* _WHAT NEEDS TO BE DONE_: Locate each line of the material that contains "description", then return it.

++++ AVAILABLE DATA ++++

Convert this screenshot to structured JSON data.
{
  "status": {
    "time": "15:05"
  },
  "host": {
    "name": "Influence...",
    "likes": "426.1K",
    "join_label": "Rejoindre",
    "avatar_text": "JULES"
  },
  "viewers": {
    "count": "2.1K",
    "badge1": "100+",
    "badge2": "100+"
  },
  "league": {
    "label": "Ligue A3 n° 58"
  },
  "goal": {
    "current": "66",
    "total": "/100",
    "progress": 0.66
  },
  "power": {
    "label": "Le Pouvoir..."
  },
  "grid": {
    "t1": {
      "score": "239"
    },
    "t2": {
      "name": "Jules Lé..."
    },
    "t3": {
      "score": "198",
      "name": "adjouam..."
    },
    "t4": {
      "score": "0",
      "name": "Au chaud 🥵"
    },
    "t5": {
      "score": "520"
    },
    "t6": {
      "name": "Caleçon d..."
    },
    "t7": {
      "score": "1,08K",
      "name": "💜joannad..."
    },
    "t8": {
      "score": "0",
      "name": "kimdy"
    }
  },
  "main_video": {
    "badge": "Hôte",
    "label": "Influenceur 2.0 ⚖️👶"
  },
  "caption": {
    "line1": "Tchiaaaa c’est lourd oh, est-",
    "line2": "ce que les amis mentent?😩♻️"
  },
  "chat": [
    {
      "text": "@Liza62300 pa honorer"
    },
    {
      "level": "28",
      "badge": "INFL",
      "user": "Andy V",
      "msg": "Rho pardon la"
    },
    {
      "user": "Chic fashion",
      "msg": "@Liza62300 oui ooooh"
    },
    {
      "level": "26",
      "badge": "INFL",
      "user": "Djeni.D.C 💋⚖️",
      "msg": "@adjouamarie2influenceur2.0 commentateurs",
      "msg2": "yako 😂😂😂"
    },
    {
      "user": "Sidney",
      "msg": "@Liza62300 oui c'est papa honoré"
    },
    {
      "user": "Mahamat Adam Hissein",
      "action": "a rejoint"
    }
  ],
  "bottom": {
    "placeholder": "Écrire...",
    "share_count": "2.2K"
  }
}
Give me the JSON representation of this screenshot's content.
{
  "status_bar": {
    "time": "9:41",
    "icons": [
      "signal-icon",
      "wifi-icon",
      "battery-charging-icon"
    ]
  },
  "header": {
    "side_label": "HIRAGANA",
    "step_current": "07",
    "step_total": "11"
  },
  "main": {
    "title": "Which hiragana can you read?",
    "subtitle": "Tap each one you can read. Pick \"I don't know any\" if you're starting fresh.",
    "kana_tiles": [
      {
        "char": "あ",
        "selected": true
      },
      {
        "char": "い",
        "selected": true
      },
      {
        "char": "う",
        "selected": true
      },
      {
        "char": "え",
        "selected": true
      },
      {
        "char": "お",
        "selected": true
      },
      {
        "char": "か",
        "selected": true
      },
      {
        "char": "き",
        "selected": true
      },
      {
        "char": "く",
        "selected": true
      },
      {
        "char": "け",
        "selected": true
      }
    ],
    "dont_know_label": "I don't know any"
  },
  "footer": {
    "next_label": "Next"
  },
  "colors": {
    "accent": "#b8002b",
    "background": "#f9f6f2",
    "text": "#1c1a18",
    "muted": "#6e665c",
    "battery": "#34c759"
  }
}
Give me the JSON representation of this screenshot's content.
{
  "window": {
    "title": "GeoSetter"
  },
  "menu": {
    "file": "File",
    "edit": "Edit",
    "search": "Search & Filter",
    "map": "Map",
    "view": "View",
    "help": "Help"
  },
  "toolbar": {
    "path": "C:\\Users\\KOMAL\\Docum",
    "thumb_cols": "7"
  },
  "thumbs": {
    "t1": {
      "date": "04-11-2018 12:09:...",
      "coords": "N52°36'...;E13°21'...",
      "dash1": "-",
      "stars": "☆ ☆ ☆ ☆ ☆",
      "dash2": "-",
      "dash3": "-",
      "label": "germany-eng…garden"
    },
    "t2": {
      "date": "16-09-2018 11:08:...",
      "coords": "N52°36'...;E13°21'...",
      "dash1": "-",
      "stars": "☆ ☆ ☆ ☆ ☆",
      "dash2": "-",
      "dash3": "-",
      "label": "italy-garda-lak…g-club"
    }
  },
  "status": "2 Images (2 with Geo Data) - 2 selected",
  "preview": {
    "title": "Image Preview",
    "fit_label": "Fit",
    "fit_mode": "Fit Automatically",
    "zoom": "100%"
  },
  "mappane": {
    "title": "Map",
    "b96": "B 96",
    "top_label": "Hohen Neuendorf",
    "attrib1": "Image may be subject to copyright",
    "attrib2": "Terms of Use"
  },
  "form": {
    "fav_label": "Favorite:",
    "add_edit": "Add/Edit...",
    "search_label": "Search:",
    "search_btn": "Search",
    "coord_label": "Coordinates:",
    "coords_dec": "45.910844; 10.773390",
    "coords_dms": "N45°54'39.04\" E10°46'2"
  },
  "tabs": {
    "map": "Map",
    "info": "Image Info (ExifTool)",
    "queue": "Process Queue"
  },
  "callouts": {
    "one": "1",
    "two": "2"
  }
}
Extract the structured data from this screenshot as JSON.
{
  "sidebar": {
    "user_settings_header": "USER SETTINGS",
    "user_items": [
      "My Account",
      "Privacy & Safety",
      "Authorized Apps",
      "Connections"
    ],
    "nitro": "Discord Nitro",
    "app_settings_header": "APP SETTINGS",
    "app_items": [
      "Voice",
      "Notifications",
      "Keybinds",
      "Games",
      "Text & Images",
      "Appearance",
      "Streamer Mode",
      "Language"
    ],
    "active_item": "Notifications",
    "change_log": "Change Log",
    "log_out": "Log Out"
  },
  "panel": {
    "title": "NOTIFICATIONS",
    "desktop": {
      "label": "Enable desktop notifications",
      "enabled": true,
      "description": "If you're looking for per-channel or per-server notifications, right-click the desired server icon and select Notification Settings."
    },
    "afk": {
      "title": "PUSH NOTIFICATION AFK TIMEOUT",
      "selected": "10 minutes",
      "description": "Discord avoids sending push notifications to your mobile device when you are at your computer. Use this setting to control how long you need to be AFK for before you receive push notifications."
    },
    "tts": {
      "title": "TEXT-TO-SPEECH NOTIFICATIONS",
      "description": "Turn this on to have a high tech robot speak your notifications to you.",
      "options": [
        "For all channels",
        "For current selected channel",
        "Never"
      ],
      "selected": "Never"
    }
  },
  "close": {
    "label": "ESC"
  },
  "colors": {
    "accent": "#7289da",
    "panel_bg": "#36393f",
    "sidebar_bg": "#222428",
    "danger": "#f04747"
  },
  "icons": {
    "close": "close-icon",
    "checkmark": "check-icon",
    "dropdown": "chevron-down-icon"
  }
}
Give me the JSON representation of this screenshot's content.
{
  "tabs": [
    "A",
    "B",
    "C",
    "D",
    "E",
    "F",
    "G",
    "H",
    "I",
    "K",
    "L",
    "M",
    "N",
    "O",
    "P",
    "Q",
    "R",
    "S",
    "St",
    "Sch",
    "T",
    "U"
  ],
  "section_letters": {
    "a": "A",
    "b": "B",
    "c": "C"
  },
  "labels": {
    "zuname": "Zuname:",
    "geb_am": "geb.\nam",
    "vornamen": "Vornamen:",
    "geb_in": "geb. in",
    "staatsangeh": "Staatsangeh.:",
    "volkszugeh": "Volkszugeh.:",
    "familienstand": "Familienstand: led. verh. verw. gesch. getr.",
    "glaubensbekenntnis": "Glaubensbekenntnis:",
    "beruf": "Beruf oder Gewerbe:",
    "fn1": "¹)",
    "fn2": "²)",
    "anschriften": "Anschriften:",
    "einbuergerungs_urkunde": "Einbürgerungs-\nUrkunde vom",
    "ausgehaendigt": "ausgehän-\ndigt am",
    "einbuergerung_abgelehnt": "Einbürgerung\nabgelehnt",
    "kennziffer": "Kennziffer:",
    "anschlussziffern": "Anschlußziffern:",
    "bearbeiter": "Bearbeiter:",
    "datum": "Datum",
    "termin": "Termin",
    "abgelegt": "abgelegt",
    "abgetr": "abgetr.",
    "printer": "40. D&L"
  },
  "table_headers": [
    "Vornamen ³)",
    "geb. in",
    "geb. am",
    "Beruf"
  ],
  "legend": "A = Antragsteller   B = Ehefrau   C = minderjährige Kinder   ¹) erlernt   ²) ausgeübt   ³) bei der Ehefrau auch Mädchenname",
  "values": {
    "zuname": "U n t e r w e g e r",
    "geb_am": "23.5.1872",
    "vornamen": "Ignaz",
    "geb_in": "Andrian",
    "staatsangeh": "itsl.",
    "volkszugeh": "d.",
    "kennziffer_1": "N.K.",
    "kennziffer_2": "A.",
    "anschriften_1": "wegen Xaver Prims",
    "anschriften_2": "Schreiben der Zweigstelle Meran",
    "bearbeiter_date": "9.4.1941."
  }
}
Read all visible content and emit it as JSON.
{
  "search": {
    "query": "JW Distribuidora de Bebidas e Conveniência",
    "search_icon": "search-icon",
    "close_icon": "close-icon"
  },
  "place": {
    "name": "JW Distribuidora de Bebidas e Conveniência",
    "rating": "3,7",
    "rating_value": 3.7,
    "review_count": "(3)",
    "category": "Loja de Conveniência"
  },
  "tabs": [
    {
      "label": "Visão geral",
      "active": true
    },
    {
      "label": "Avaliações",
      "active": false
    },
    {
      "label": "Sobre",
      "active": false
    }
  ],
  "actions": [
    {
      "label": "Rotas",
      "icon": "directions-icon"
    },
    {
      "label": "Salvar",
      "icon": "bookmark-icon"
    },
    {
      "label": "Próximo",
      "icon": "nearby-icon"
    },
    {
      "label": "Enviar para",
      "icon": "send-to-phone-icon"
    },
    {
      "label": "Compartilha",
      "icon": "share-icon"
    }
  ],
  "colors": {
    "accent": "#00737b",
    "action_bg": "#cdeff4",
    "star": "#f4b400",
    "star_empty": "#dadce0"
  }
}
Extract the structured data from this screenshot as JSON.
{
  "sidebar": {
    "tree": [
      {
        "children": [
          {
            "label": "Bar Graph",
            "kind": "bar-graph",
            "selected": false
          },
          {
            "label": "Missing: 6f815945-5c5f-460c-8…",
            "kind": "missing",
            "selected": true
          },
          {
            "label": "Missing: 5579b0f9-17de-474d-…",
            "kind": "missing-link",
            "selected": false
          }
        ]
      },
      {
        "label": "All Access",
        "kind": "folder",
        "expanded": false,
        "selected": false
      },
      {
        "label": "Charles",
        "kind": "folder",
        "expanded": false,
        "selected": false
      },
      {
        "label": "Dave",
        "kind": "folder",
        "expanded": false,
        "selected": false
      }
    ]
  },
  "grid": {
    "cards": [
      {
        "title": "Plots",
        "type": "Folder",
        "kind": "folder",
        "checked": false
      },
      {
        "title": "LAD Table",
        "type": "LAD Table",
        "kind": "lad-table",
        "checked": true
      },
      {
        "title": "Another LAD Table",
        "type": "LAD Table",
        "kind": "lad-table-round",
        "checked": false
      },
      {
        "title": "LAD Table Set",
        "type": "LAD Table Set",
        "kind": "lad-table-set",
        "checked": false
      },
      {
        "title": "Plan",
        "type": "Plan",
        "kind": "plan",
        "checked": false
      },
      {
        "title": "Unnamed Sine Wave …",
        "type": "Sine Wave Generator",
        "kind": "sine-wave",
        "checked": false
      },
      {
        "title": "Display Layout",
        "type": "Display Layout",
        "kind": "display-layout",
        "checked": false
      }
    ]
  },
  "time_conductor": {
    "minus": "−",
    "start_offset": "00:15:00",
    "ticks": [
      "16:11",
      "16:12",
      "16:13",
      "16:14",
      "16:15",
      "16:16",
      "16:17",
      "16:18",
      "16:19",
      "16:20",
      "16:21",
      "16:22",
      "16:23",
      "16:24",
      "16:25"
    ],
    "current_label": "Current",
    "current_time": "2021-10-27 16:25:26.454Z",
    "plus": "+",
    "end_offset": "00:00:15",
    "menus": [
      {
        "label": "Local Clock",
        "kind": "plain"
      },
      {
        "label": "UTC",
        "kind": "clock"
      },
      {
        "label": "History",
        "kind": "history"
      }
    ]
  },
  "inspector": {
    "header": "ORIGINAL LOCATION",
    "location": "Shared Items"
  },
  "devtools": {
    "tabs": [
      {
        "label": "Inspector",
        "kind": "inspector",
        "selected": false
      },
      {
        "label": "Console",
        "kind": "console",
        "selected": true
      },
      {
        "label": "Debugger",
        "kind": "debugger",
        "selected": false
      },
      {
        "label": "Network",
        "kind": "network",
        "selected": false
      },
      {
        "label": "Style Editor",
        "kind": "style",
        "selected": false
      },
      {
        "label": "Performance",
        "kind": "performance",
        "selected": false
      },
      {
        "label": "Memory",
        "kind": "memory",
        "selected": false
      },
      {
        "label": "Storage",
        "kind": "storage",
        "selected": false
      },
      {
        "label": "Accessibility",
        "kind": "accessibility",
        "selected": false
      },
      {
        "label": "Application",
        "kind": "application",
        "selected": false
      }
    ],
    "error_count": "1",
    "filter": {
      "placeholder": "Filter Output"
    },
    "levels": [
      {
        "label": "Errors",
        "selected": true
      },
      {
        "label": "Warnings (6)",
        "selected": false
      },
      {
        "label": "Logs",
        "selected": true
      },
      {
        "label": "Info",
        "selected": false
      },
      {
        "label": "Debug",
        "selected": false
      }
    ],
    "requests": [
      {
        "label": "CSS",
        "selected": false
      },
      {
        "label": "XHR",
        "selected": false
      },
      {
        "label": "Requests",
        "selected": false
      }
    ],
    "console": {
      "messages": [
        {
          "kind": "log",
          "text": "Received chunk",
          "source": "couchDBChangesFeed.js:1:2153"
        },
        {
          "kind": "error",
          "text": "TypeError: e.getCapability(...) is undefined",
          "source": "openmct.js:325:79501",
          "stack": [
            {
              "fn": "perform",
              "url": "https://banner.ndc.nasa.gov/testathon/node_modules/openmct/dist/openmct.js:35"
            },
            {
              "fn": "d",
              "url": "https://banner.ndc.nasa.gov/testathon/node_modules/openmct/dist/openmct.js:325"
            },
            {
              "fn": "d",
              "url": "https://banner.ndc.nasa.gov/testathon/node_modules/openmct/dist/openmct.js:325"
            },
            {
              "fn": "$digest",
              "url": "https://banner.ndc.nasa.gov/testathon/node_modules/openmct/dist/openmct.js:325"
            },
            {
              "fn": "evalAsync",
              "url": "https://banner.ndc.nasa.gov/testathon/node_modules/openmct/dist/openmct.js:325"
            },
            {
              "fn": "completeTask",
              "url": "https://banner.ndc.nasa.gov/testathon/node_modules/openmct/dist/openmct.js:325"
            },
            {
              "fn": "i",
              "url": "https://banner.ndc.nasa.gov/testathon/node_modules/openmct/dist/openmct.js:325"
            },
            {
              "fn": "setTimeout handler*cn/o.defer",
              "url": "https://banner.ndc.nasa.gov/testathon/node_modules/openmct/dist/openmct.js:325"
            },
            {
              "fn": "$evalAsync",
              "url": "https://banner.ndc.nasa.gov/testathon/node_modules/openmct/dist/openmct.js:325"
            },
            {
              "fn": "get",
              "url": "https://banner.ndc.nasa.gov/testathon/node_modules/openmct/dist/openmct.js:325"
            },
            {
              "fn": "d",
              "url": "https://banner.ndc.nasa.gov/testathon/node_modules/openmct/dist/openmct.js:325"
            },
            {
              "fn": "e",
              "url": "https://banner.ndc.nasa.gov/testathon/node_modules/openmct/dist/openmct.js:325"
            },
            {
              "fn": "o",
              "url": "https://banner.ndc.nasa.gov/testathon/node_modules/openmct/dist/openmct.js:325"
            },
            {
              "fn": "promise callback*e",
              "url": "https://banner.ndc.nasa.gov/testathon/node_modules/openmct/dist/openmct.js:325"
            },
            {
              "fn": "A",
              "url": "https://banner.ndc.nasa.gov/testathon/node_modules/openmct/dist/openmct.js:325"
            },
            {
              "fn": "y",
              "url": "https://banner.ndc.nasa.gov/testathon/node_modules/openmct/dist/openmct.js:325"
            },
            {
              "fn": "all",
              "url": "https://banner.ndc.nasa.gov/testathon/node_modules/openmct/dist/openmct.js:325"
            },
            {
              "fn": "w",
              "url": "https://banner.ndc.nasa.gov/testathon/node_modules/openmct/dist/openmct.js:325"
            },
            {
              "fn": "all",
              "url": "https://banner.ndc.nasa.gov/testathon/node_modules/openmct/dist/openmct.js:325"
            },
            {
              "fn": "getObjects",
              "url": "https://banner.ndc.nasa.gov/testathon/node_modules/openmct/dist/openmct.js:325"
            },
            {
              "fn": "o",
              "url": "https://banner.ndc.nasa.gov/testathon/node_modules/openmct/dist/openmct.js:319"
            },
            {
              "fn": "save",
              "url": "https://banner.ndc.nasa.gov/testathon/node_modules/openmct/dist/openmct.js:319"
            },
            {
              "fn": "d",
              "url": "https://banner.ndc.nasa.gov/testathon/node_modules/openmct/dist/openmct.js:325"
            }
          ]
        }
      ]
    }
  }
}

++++

* _WRITTEN RESPONSE_:
      "description": "If you're looking for per-channel or per-server notifications, right-click the desired server icon and select Notification Settings."
      "description": "Discord avoids sending push notifications to your mobile device when you are at your computer. Use this setting to control how long you need to be AFK for before you receive push notifications."
      "description": "Turn this on to have a high tech robot speak your notifications to you.",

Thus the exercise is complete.